**PROBLEM STATEMENT:** Print the data that follows exactly, leaving nothing out.

**TASK MATERIAL:**
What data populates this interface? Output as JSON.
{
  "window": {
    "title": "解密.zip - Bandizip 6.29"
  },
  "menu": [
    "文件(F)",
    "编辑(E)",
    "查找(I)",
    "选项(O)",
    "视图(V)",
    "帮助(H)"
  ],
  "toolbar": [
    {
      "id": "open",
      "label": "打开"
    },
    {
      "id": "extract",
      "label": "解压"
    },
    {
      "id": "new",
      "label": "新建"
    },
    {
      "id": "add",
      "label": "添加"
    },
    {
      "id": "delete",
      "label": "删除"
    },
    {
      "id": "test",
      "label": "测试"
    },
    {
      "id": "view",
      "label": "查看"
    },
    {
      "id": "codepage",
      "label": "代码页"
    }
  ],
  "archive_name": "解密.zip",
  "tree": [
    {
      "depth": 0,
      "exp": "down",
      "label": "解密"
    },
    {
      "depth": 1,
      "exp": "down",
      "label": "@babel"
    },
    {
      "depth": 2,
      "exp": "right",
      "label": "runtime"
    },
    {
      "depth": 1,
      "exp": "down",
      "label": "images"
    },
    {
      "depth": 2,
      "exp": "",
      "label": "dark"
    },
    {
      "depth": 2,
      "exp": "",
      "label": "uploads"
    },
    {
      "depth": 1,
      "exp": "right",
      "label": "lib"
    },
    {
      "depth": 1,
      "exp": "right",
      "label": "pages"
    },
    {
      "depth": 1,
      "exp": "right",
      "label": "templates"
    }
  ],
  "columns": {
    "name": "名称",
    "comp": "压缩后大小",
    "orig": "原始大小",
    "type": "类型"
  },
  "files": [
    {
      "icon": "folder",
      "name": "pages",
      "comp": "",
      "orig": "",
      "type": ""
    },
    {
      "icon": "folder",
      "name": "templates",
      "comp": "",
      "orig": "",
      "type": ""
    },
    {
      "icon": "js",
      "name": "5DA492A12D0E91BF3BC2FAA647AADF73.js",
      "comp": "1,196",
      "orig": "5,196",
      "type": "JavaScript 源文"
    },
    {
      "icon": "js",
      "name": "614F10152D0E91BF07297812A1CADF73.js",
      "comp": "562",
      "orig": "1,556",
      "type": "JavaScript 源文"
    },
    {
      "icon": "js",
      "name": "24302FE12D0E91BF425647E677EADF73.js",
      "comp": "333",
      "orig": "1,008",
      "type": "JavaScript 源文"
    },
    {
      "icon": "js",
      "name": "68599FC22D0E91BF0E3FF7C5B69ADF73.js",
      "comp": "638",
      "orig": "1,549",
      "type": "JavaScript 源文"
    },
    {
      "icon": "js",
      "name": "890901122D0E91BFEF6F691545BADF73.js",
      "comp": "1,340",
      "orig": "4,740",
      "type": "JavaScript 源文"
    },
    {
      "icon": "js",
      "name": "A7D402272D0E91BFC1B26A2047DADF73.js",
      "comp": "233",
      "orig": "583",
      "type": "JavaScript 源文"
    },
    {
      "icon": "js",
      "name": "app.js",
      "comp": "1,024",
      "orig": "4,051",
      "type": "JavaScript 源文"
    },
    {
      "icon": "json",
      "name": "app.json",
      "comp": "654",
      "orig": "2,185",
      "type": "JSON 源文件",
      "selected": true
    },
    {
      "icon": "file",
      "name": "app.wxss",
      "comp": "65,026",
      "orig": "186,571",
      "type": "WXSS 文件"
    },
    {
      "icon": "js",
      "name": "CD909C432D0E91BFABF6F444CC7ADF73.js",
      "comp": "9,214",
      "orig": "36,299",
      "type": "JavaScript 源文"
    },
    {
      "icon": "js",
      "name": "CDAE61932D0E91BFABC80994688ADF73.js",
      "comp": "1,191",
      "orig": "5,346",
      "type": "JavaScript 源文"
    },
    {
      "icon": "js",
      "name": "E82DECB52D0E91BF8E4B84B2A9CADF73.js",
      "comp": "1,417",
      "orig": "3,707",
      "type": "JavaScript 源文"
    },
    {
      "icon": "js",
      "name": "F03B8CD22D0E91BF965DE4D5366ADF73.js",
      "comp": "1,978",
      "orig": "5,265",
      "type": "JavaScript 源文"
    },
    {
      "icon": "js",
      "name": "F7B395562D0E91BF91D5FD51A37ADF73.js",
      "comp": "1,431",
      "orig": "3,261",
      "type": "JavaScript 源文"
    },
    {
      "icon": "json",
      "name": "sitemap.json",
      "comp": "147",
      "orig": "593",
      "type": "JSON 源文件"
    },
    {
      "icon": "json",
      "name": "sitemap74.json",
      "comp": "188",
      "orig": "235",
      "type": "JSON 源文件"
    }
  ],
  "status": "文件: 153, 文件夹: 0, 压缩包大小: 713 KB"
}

**ANSWER BOX:**
What data populates this interface? Output as JSON.
{
  "window": {
    "title": "解密.zip - Bandizip 6.29"
  },
  "menu": [
    "文件(F)",
    "编辑(E)",
    "查找(I)",
    "选项(O)",
    "视图(V)",
    "帮助(H)"
  ],
  "toolbar": [
    {
      "id": "open",
      "label": "打开"
    },
    {
      "id": "extract",
      "label": "解压"
    },
    {
      "id": "new",
      "label": "新建"
    },
    {
      "id": "add",
      "label": "添加"
    },
    {
      "id": "delete",
      "label": "删除"
    },
    {
      "id": "test",
      "label": "测试"
    },
    {
      "id": "view",
      "label": "查看"
    },
    {
      "id": "codepage",
      "label": "代码页"
    }
  ],
  "archive_name": "解密.zip",
  "tree": [
    {
      "depth": 0,
      "exp": "down",
      "label": "解密"
    },
    {
      "depth": 1,
      "exp": "down",
      "label": "@babel"
    },
    {
      "depth": 2,
      "exp": "right",
      "label": "runtime"
    },
    {
      "depth": 1,
      "exp": "down",
      "label": "images"
    },
    {
      "depth": 2,
      "exp": "",
      "label": "dark"
    },
    {
      "depth": 2,
      "exp": "",
      "label": "uploads"
    },
    {
      "depth": 1,
      "exp": "right",
      "label": "lib"
    },
    {
      "depth": 1,
      "exp": "right",
      "label": "pages"
    },
    {
      "depth": 1,
      "exp": "right",
      "label": "templates"
    }
  ],
  "columns": {
    "name": "名称",
    "comp": "压缩后大小",
    "orig": "原始大小",
    "type": "类型"
  },
  "files": [
    {
      "icon": "folder",
      "name": "pages",
      "comp": "",
      "orig": "",
      "type": ""
    },
    {
      "icon": "folder",
      "name": "templates",
      "comp": "",
      "orig": "",
      "type": ""
    },
    {
      "icon": "js",
      "name": "5DA492A12D0E91BF3BC2FAA647AADF73.js",
      "comp": "1,196",
      "orig": "5,196",
      "type": "JavaScript 源文"
    },
    {
      "icon": "js",
      "name": "614F10152D0E91BF07297812A1CADF73.js",
      "comp": "562",
      "orig": "1,556",
      "type": "JavaScript 源文"
    },
    {
      "icon": "js",
      "name": "24302FE12D0E91BF425647E677EADF73.js",
      "comp": "333",
      "orig": "1,008",
      "type": "JavaScript 源文"
    },
    {
      "icon": "js",
      "name": "68599FC22D0E91BF0E3FF7C5B69ADF73.js",
      "comp": "638",
      "orig": "1,549",
      "type": "JavaScript 源文"
    },
    {
      "icon": "js",
      "name": "890901122D0E91BFEF6F691545BADF73.js",
      "comp": "1,340",
      "orig": "4,740",
      "type": "JavaScript 源文"
    },
    {
      "icon": "js",
      "name": "A7D402272D0E91BFC1B26A2047DADF73.js",
      "comp": "233",
      "orig": "583",
      "type": "JavaScript 源文"
    },
    {
      "icon": "js",
      "name": "app.js",
      "comp": "1,024",
      "orig": "4,051",
      "type": "JavaScript 源文"
    },
    {
      "icon": "json",
      "name": "app.json",
      "comp": "654",
      "orig": "2,185",
      "type": "JSON 源文件",
      "selected": true
    },
    {
      "icon": "file",
      "name": "app.wxss",
      "comp": "65,026",
      "orig": "186,571",
      "type": "WXSS 文件"
    },
    {
      "icon": "js",
      "name": "CD909C432D0E91BFABF6F444CC7ADF73.js",
      "comp": "9,214",
      "orig": "36,299",
      "type": "JavaScript 源文"
    },
    {
      "icon": "js",
      "name": "CDAE61932D0E91BFABC80994688ADF73.js",
      "comp": "1,191",
      "orig": "5,346",
      "type": "JavaScript 源文"
    },
    {
      "icon": "js",
      "name": "E82DECB52D0E91BF8E4B84B2A9CADF73.js",
      "comp": "1,417",
      "orig": "3,707",
      "type": "JavaScript 源文"
    },
    {
      "icon": "js",
      "name": "F03B8CD22D0E91BF965DE4D5366ADF73.js",
      "comp": "1,978",
      "orig": "5,265",
      "type": "JavaScript 源文"
    },
    {
      "icon": "js",
      "name": "F7B395562D0E91BF91D5FD51A37ADF73.js",
      "comp": "1,431",
      "orig": "3,261",
      "type": "JavaScript 源文"
    },
    {
      "icon": "json",
      "name": "sitemap.json",
      "comp": "147",
      "orig": "593",
      "type": "JSON 源文件"
    },
    {
      "icon": "json",
      "name": "sitemap74.json",
      "comp": "188",
      "orig": "235",
      "type": "JSON 源文件"
    }
  ],
  "status": "文件: 153, 文件夹: 0, 压缩包大小: 713 KB"
}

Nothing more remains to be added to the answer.